AR Pyramids

Remember flashcards? The evergreen learning tool just got an update! With extra dimensions those messy cards became an actual, concrete object – perfect for Show&Tell. This simple paper DIY activity is an excellent base for learning abstract content through manipulative objects. Print a simple layout and make your content interactive with the tutorial inside

Using geometric shapes to overlay extra information on top of symbols is not a new idea, flashcards have been around forever. However, what is changing is the importance these retrieval methods are gaining in classroom teaching practice.

Retrieval practice is the act of trying to recall information without having it in front of you. Suppose you’re studying the systems of the human body—skeletal, muscular, circulatory, and so on. You could do retrieval practice by attempting to name those systems without looking at the list. Once you’ve listed all you can remember, you’d open up your book or notes and check to see if you got them right. In recent years, cognitive psychologists have been comparing retrieval practice with other methods of studying—strategies like review lectures, study guides, and re-reading texts. And what they’re finding is that nothing cements long-term learning as powerfully as retrieval practice. Read more about it, download resources or strategies HERE

Using AR can make your flashcards interactive and fun, but also, it adds another action between recall and checking the answer. In other words, we need to put more effort into discovering the answer, and we might try harder to remember the answer ourselves before we scan the marker.
Now, turning our flashcards into FlashOBJECTS makes the whole learning process more interesting. Starting with the process of organizing content and creating own FlashObjects, students are engaging with the newly acquired knowledge and summarize it creatively while developing their digital skills. The element of fun and discovery in using AR with smartphones and tablets motivates students to use these FlashObjects frequently, as well as to share them or show them to their colleagues. After a while, like with regular flashcards, students store that information in their long-term memory and no longer need cards or objects to aid the information recall. That’s when the learning object becomes an artifact representing certain content, and can be used to lead the initial discovery for other students.

To make your FlashObjects you will need:
– a paper template for the object you choose (many object can be found HERE)
– markers to write/draw on your objects

image source

Simple way of making your FlashObjects is to use markers instead of printed labels/stickers to write or draw representation of content in symbols or illustrations.

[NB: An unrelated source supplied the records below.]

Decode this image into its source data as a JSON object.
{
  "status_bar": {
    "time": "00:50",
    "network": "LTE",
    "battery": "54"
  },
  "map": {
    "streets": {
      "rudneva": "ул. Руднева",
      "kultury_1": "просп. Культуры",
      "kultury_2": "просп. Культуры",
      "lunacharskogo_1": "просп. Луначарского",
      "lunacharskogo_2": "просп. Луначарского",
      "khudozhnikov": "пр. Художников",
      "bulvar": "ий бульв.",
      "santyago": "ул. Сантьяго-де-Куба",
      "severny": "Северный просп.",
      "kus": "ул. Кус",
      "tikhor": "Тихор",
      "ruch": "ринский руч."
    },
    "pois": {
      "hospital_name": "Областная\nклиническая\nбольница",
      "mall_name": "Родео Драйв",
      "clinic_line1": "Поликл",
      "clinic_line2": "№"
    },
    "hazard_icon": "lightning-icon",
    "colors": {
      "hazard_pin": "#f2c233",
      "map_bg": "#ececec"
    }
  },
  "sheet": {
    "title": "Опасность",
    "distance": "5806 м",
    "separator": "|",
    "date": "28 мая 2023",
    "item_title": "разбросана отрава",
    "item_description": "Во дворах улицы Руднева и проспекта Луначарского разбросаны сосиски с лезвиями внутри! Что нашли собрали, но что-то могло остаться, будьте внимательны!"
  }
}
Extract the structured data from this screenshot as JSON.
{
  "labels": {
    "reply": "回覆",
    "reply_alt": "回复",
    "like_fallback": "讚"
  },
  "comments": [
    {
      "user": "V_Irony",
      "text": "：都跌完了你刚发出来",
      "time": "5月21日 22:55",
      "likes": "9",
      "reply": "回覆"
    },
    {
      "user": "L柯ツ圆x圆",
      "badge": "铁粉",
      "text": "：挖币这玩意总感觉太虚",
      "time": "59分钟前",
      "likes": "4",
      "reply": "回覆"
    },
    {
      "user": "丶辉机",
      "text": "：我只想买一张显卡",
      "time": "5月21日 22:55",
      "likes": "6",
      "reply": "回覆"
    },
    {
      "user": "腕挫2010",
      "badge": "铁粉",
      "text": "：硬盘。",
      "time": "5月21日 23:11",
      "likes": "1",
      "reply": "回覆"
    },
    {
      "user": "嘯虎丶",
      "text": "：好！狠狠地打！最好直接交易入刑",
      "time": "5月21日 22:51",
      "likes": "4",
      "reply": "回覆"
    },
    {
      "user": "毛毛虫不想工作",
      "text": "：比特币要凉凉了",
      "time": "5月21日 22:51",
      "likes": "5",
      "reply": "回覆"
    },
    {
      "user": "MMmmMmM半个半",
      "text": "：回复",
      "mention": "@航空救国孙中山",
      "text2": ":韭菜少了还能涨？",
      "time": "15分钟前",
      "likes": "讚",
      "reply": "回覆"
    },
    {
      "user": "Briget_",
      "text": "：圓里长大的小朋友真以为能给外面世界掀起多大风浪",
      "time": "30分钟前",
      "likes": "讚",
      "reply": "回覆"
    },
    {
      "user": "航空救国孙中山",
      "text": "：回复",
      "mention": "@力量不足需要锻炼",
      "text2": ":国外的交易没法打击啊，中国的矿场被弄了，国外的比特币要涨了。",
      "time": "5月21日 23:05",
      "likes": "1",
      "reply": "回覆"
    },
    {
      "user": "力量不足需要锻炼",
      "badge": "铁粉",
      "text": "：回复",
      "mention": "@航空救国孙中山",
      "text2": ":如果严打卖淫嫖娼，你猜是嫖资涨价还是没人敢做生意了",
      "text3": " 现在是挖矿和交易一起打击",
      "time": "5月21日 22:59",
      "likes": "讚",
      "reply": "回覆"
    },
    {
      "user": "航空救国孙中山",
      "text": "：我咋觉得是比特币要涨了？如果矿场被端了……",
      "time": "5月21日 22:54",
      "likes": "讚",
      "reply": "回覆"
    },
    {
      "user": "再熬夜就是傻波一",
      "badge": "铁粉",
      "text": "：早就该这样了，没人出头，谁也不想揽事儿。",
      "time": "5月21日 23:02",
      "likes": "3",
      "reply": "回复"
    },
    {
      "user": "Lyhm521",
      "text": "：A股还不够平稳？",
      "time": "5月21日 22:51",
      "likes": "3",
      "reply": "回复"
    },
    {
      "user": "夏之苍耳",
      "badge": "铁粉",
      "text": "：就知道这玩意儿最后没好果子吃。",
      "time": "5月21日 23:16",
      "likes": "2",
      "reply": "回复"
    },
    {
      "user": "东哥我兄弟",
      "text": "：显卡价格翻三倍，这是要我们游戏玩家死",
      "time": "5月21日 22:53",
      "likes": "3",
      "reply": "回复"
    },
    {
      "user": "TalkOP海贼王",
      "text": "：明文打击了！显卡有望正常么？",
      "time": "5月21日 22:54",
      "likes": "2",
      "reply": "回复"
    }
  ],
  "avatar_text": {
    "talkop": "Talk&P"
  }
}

All you have to do is print out paper templates, cut and glue them into 3D geometric objects. Any symbol, word or illustration you add to them can be augmented with additional content using one of the AR creation apps and platforms. Tutorials on how to do that can be found HERE